Pub rock didn’t stay in that mellow, countrified groove for long—not with their audiences urging them to get wild every night. If you listen to studio recordings of Bees Make Honey, they rollick along in a rambling honky-tonk mode, but I’ve got a disc of live performances that shows them cutting loose – hoohah!
I suspect you couldn’t help but dance along to this song, no matter how crowded and sweaty the venue (or how sticky the floor). These songs were recorded in 1976 live at the Nashville Rooms, which along with the Tally Ho and the Kensington were the prime pub rock venues. This was actually a later Bees Make Honey line-up, the earlier ones having gotten discouraged and quit in 1975. The only constants were Irishmen Barry Richardson and Mick Molloy. (Rod Demick, a later addition, wrote and sings this track.) But as the liner notes to this great 2-CD collection Back on Track point out, the Bees were “too high on music, too low on image, to make it big.”
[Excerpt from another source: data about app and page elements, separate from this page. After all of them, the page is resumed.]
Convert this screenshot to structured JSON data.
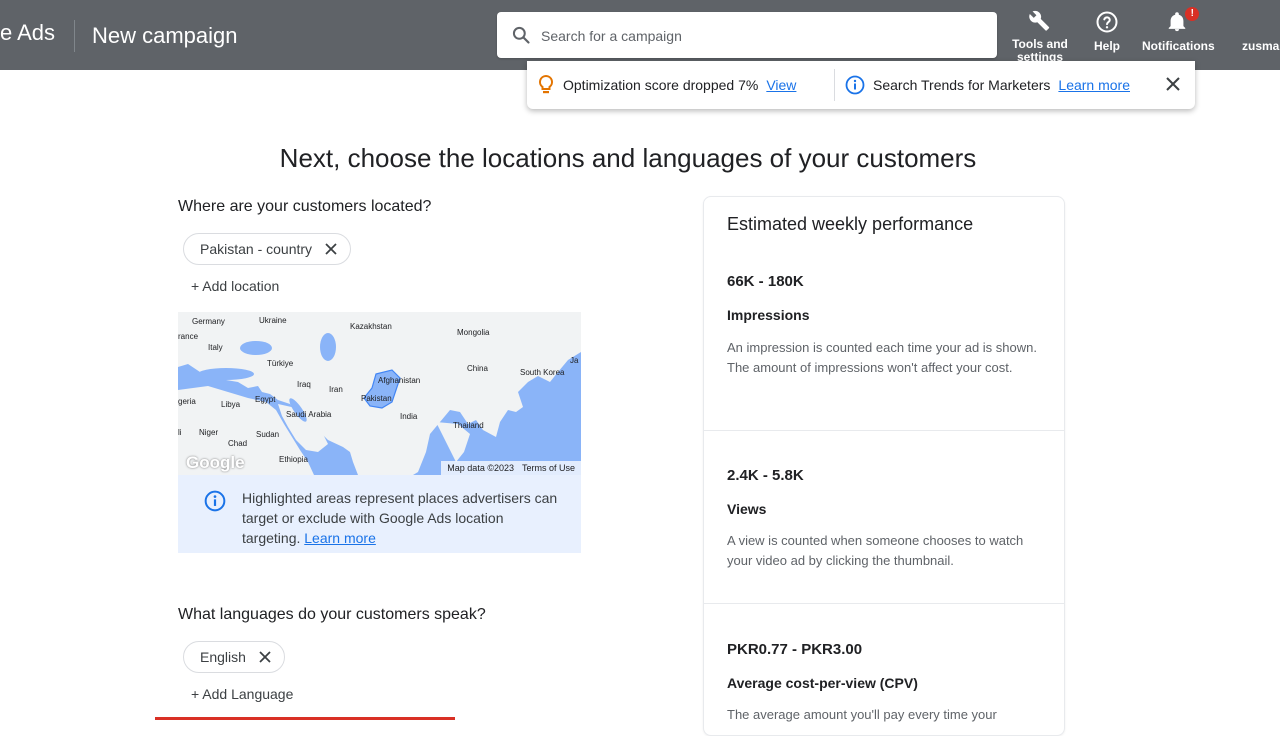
{
  "header": {
    "brand": "e Ads",
    "page_name": "New campaign",
    "search_placeholder": "Search for a campaign",
    "tools": [
      {
        "label": "Tools and settings",
        "icon": "wrench-icon"
      },
      {
        "label": "Help",
        "icon": "help-icon"
      },
      {
        "label": "Notifications",
        "icon": "bell-icon",
        "badge": "!"
      },
      {
        "label": "zusma",
        "icon": "account"
      }
    ]
  },
  "notifications": {
    "optimization": {
      "text": "Optimization score dropped 7%",
      "link": "View",
      "icon": "lightbulb-icon"
    },
    "trends": {
      "text": "Search Trends for Marketers",
      "link": "Learn more",
      "icon": "info-icon"
    }
  },
  "page": {
    "heading": "Next, choose the locations and languages of your customers"
  },
  "locations": {
    "question": "Where are your customers located?",
    "chips": [
      "Pakistan - country"
    ],
    "add_label": "+ Add location",
    "map": {
      "labels": [
        "Germany",
        "Ukraine",
        "Kazakhstan",
        "Mongolia",
        "rance",
        "Italy",
        "Türkiye",
        "Afghanistan",
        "China",
        "South Korea",
        "Ja",
        "Iraq",
        "Iran",
        "geria",
        "Libya",
        "Egypt",
        "Pakistan",
        "Saudi Arabia",
        "India",
        "Thailand",
        "li",
        "Niger",
        "Chad",
        "Sudan",
        "Ethiopia"
      ],
      "map_data": "Map data ©2023",
      "terms": "Terms of Use",
      "watermark": "Google"
    },
    "info": {
      "text": "Highlighted areas represent places advertisers can target or exclude with Google Ads location targeting.",
      "link": "Learn more"
    }
  },
  "languages": {
    "question": "What languages do your customers speak?",
    "chips": [
      "English"
    ],
    "add_label": "+ Add Language"
  },
  "performance": {
    "title": "Estimated weekly performance",
    "metrics": [
      {
        "value": "66K - 180K",
        "name": "Impressions",
        "description": "An impression is counted each time your ad is shown. The amount of impressions won't affect your cost."
      },
      {
        "value": "2.4K - 5.8K",
        "name": "Views",
        "description": "A view is counted when someone chooses to watch your video ad by clicking the thumbnail."
      },
      {
        "value": "PKR0.77 - PKR3.00",
        "name": "Average cost-per-view (CPV)",
        "description": "The average amount you'll pay every time your"
      }
    ]
  },
  "colors": {
    "header_bg": "#5f6368",
    "accent": "#1a73e8",
    "map_water": "#8ab4f8",
    "info_bg": "#e8f0fe"
  }
}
High on music indeed—that’s what I get from “Namali.” It’s basically just another song about a girl the singer digs. The lyrics aren’t much, a lot of “I’m a fool for you” and “Can’t get you out of my head” type stuff. But this band is playing impressively tight—at first the instruments bounce around in different directions, but like a whiplash they jump back together to hit those three big rhythmic chords at the end of the verse. The main thing is the chorus, which punches urgently through its chord changes up the scale—it’s like shifting gears, the motor running louder with each phrase: “Na-ma-li! / Got to find out / Gotta find out / Gotta find out / The right way of getting thro-ough to you.” I love it when men beg like this.
Then, suddenly, they click into another mode for the bridge, legato and dreamy and minor-key folky: “Playing my guitar, working out my line / At every place from here to who knows where / Maybe I was born to cast my fortune to the wind, / But I don’t want to travel down a road that never ends.” It’s like an entirely different song; maybe he is just trying out another way of getting through to her (remember Stephen Bishop playing the guitar on the stairs of Delta House during the toga party?). More and more these days, I love tempo changes; that’s how you know you’ve got human beings on deck, not a drum machine and a metronome. Was it disco that killed tempo changes?
Beneath those rockabilly riffs, the whole thing’s moving in the direction of power pop. Like a Pinter play, it’s all in the silences, those split seconds when the whole band stops abruptly right on cue. Were Bees Make Honey major artists cruelly ignored by the music industry? Maybe not, but for sure they were enjoying themselves the night they recorded this song – and I’m betting their audience was having fun too.